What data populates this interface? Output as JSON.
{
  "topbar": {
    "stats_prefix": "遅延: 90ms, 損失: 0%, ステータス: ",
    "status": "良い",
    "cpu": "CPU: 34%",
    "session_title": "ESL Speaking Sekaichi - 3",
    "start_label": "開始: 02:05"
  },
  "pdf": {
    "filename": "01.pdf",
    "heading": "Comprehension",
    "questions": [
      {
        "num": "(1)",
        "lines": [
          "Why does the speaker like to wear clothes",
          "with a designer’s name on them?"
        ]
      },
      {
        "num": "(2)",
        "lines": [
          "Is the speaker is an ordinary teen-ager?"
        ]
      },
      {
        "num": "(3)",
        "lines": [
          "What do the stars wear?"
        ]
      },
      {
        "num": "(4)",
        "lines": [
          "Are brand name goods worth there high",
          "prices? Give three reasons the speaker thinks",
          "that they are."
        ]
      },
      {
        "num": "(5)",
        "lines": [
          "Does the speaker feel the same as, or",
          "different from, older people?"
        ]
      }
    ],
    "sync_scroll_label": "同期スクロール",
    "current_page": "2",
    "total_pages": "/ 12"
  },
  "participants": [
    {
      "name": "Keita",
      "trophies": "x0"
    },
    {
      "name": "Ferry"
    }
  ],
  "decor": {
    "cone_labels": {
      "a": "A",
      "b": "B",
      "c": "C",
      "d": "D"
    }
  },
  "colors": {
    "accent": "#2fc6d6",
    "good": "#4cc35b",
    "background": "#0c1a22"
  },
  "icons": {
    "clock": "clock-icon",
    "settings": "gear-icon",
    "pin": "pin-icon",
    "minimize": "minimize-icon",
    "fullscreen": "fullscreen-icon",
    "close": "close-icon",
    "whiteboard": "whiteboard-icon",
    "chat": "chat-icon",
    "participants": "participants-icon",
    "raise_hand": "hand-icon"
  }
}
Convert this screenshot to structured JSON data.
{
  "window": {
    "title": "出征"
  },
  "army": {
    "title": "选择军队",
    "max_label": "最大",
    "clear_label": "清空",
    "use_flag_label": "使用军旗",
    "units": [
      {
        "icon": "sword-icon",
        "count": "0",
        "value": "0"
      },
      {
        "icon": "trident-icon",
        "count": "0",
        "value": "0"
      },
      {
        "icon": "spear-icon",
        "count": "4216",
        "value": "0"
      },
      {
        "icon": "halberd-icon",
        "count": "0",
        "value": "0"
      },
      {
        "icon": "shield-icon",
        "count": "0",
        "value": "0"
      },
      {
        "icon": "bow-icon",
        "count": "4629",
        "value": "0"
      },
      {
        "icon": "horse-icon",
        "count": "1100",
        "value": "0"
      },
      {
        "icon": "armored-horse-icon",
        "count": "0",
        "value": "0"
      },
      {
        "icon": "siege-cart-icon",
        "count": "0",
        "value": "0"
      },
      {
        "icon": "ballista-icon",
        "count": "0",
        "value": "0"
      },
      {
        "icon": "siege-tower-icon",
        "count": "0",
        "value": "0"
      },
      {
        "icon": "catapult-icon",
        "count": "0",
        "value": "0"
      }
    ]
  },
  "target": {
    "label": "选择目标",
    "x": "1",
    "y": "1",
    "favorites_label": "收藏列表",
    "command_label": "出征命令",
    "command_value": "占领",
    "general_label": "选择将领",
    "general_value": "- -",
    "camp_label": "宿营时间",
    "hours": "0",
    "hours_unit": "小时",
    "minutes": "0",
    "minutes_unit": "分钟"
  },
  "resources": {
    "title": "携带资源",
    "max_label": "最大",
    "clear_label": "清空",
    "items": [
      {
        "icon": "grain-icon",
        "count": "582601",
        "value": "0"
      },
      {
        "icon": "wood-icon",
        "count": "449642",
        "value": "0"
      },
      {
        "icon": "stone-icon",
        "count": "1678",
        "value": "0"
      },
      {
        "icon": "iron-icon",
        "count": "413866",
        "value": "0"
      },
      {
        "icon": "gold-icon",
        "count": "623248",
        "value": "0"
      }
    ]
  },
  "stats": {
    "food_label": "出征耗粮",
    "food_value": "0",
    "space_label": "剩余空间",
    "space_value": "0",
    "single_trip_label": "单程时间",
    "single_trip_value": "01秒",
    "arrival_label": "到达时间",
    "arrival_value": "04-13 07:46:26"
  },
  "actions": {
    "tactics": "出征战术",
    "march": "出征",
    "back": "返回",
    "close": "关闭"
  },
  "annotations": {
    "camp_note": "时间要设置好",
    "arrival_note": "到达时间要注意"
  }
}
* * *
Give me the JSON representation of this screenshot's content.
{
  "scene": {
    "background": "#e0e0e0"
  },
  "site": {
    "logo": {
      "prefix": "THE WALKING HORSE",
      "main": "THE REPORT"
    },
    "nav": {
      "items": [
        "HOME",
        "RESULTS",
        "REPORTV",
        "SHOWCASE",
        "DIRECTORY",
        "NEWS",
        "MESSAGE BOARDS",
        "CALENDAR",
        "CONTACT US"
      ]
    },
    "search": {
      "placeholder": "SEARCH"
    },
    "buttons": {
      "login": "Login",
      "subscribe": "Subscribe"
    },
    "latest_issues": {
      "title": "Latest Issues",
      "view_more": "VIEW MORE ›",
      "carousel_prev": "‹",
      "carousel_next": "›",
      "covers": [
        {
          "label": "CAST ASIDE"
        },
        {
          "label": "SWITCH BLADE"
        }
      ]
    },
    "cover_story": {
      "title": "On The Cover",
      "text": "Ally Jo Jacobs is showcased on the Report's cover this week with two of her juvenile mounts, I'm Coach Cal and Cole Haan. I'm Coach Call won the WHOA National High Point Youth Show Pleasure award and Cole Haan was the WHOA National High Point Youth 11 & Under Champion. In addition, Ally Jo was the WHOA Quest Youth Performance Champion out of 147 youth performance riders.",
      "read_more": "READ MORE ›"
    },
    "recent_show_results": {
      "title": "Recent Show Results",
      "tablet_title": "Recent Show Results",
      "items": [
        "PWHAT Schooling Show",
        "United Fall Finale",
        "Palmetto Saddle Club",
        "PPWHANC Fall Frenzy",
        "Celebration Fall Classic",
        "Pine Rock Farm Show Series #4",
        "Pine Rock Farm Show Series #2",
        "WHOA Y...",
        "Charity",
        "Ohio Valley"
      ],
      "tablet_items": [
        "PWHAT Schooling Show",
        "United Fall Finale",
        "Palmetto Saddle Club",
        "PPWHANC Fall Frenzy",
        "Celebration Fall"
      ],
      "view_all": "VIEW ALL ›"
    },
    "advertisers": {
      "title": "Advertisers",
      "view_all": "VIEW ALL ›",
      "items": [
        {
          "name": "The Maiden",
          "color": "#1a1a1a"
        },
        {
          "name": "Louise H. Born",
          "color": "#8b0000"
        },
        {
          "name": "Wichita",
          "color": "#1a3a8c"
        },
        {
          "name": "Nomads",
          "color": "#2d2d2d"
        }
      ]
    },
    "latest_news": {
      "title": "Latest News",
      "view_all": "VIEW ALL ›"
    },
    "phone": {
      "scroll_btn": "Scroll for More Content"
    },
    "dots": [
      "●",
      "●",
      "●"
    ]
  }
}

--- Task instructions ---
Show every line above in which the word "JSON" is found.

--- Solution to this problem ---
What data populates this interface? Output as JSON.
Convert this screenshot to structured JSON data.
Give me the JSON representation of this screenshot's content.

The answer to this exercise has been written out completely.